On remand, the State may elect to have judgment of conviction entered on any single count. The State would not thereby be precluded from a retrial on the remaining four counts. In such a retrial, the jury must determine whether crimes committed on separate days were indeed acts motivated by a separate impulse as charged. In words similar to those suggested by Judge Bivins, 116 N.M. at 318, 862 P.2d at 66, the trial court would instruct the jury:
Evidence has been presented in this case that, as part of a scheme or plan to embezzle, Defendant had only one single, continuing, sustained intent for all [or certain combinations] of the takings. To find Defendant guilty of more than one embezzlement, the burden is on the State to prove beyond a reasonable doubt that each act charged was the result of a separate and independent impulse. After considering all the evidence, if you have a reasonable doubt that Defendant acted with a separate and independent criminal impulse for each taking charged, you must find him not guilty of more than any one taking [or combination of takings].

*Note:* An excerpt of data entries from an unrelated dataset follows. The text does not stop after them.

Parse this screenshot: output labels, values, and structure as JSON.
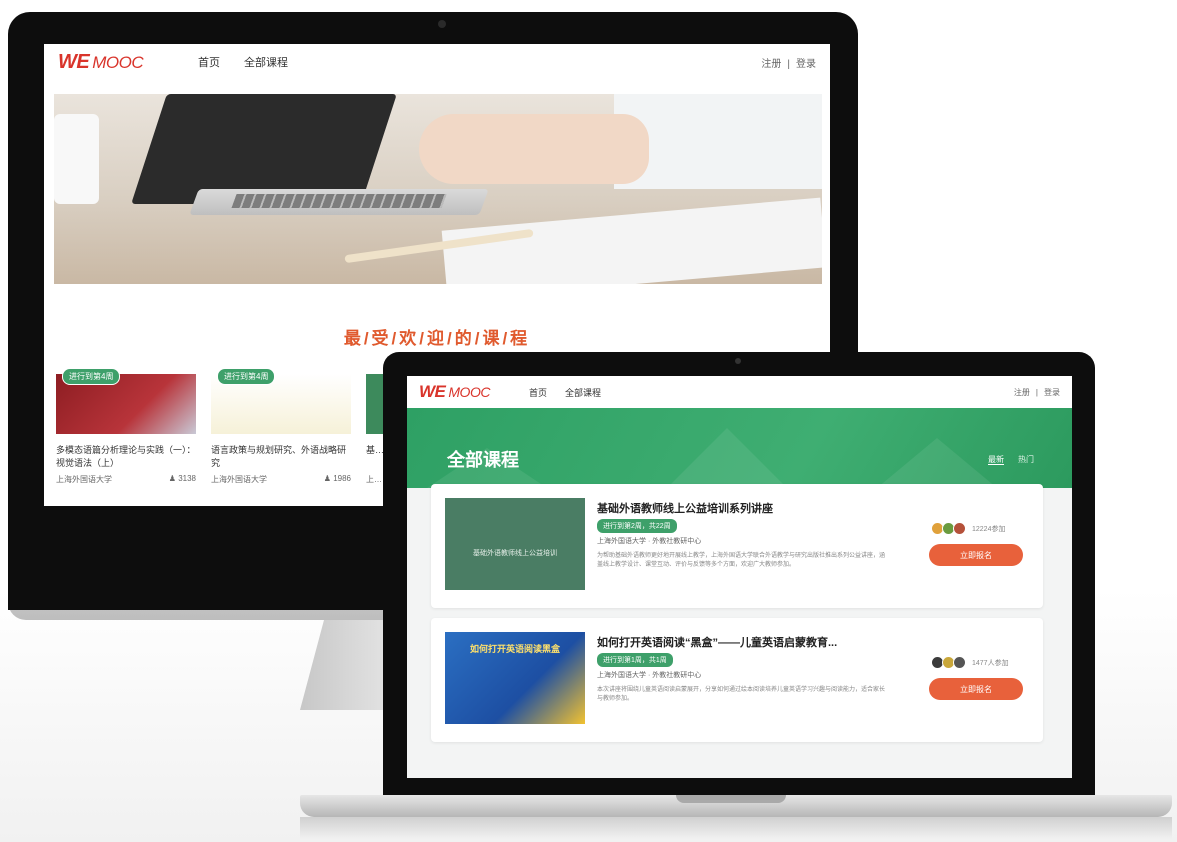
{
  "desktop": {
    "brand": {
      "we": "WE",
      "mooc": "MOOC"
    },
    "nav": {
      "home": "首页",
      "all_courses": "全部课程"
    },
    "auth": {
      "register": "注册",
      "separator": "|",
      "login": "登录"
    },
    "section_title": "最/受/欢/迎/的/课/程",
    "cards": [
      {
        "badge": "进行到第4周",
        "title": "多模态语篇分析理论与实践（一）：视觉语法（上）",
        "school": "上海外国语大学",
        "count": "3138"
      },
      {
        "badge": "进行到第4周",
        "title": "语言政策与规划研究、外语战略研究",
        "school": "上海外国语大学",
        "count": "1986"
      },
      {
        "badge": "",
        "title": "基…",
        "school": "上…",
        "count": ""
      }
    ]
  },
  "laptop": {
    "brand": {
      "we": "WE",
      "mooc": "MOOC"
    },
    "nav": {
      "home": "首页",
      "all_courses": "全部课程"
    },
    "auth": {
      "register": "注册",
      "separator": "|",
      "login": "登录"
    },
    "banner_title": "全部课程",
    "sort": {
      "latest": "最新",
      "hot": "热门"
    },
    "courses": [
      {
        "title": "基础外语教师线上公益培训系列讲座",
        "thumb_text": "基础外语教师线上公益培训",
        "status": "进行到第2周，共22周",
        "school": "上海外国语大学 · 外教社教研中心",
        "desc": "为帮助基础外语教师更好地开展线上教学，上海外国语大学联合外语教学与研究出版社推出系列公益讲座，涵盖线上教学设计、课堂互动、评价与反馈等多个方面，欢迎广大教师参加。",
        "enrolled": "12224参加",
        "button": "立即报名"
      },
      {
        "title": "如何打开英语阅读“黑盒”——儿童英语启蒙教育...",
        "thumb_text": "如何打开英语阅读黑盒",
        "status": "进行到第1周，共1周",
        "school": "上海外国语大学 · 外教社教研中心",
        "desc": "本次讲座将围绕儿童英语阅读启蒙展开，分享如何通过绘本阅读培养儿童英语学习兴趣与阅读能力，适合家长与教师参加。",
        "enrolled": "1477人参加",
        "button": "立即报名"
      }
    ]
  }
}
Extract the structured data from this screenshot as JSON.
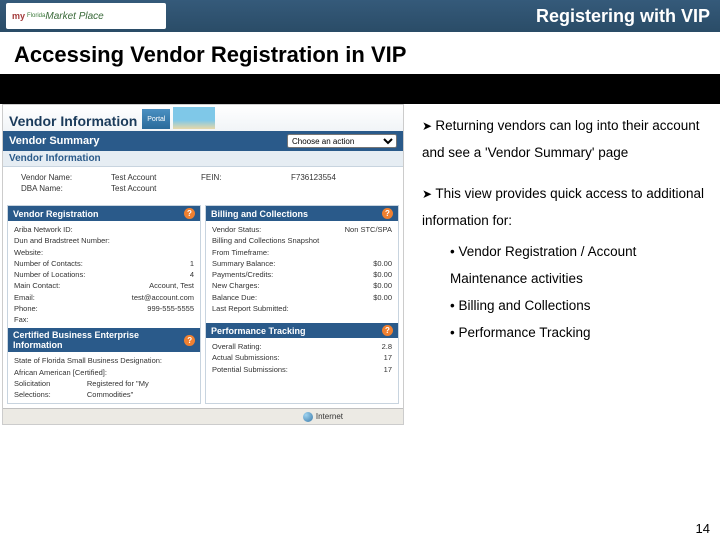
{
  "topbar": {
    "logo_prefix": "my",
    "logo_suffix": "Market Place",
    "logo_state": "Florida",
    "title": "Registering with VIP"
  },
  "heading": "Accessing Vendor Registration in VIP",
  "shot": {
    "vip_big": "Vendor Information",
    "vip_small": "Portal",
    "vendor_summary": "Vendor Summary",
    "choose_action": "Choose an action",
    "vendor_information": "Vendor Information",
    "rows": {
      "vendor_name_lbl": "Vendor Name:",
      "vendor_name_val": "Test Account",
      "fein_lbl": "FEIN:",
      "fein_val": "F736123554",
      "dba_lbl": "DBA Name:",
      "dba_val": "Test Account"
    },
    "card_reg": {
      "title": "Vendor Registration",
      "r1l": "Ariba Network ID:",
      "r1v": "",
      "r2l": "Dun and Bradstreet Number:",
      "r2v": "",
      "r3l": "Website:",
      "r3v": "",
      "r4l": "Number of Contacts:",
      "r4v": "1",
      "r5l": "Number of Locations:",
      "r5v": "4",
      "r6l": "Main Contact:",
      "r6v": "Account, Test",
      "r7": "Email:",
      "r7v": "test@account.com",
      "r8": "Phone:",
      "r8v": "999-555-5555",
      "r9": "Fax:",
      "r9v": "",
      "cbe_title": "Certified Business Enterprise Information",
      "cbe_r1l": "State of Florida Small Business Designation:",
      "cbe_r1v": "",
      "cbe_r2l": "African American [Certified]:",
      "cbe_r2v": "",
      "cbe_r3l": "Solicitation Selections:",
      "cbe_r3v": "Registered for \"My Commodities\""
    },
    "card_bill": {
      "title": "Billing and Collections",
      "r1l": "Vendor Status:",
      "r1v": "Non STC/SPA",
      "r2l": "Billing and Collections Snapshot",
      "r2v": "",
      "r3l": "From Timeframe:",
      "r3v": "",
      "r4l": "Summary Balance:",
      "r4v": "$0.00",
      "r5l": "Payments/Credits:",
      "r5v": "$0.00",
      "r6l": "New Charges:",
      "r6v": "$0.00",
      "r7l": "Balance Due:",
      "r7v": "$0.00",
      "r8l": "Last Report Submitted:",
      "r8v": ""
    },
    "card_perf": {
      "title": "Performance Tracking",
      "r1l": "Overall Rating:",
      "r1v": "2.8",
      "r2l": "Actual Submissions:",
      "r2v": "17",
      "r3l": "Potential Submissions:",
      "r3v": "17"
    },
    "status": "Internet"
  },
  "bullets": {
    "b1": "Returning vendors can log into their account and see a 'Vendor Summary' page",
    "b2": "This view provides quick access to additional information for:",
    "s1": "Vendor Registration / Account Maintenance activities",
    "s2": "Billing and Collections",
    "s3": "Performance Tracking"
  },
  "pagenum": "14"
}
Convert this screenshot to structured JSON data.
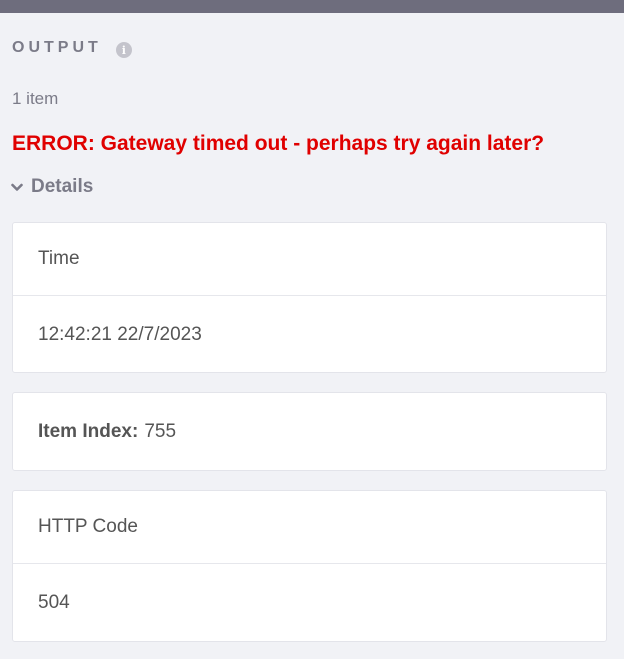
{
  "panel": {
    "title": "OUTPUT",
    "info_icon": "info-icon",
    "item_count": "1 item"
  },
  "error": {
    "message": "ERROR: Gateway timed out - perhaps try again later?",
    "color": "#e00000"
  },
  "details": {
    "toggle_label": "Details",
    "toggle_icon": "chevron-down-icon",
    "time": {
      "label": "Time",
      "value": "12:42:21 22/7/2023"
    },
    "item_index": {
      "label": "Item Index:",
      "value": "755"
    },
    "http_code": {
      "label": "HTTP Code",
      "value": "504"
    }
  }
}
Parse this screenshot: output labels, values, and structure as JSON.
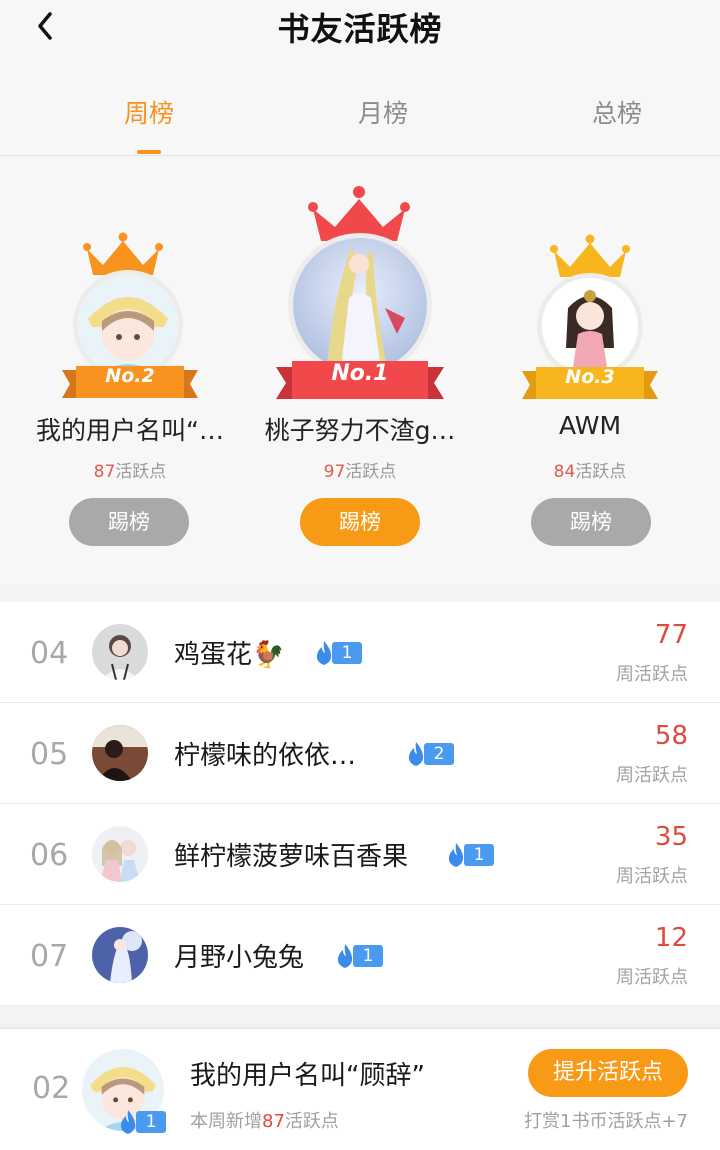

As for any relevant “combination”, the facts at trial may or may not include the count on which conviction is entered. We are confident that the trial court will resolve any such dilemma as may present itself.
We affirm without discussion the Court of Appeals’ resolutions of the other issues raised on appeal. The case is reversed and remanded for proceedings consistent with this opinion.
IT IS SO ORDERED.
BACA and FROST, JJ., concur.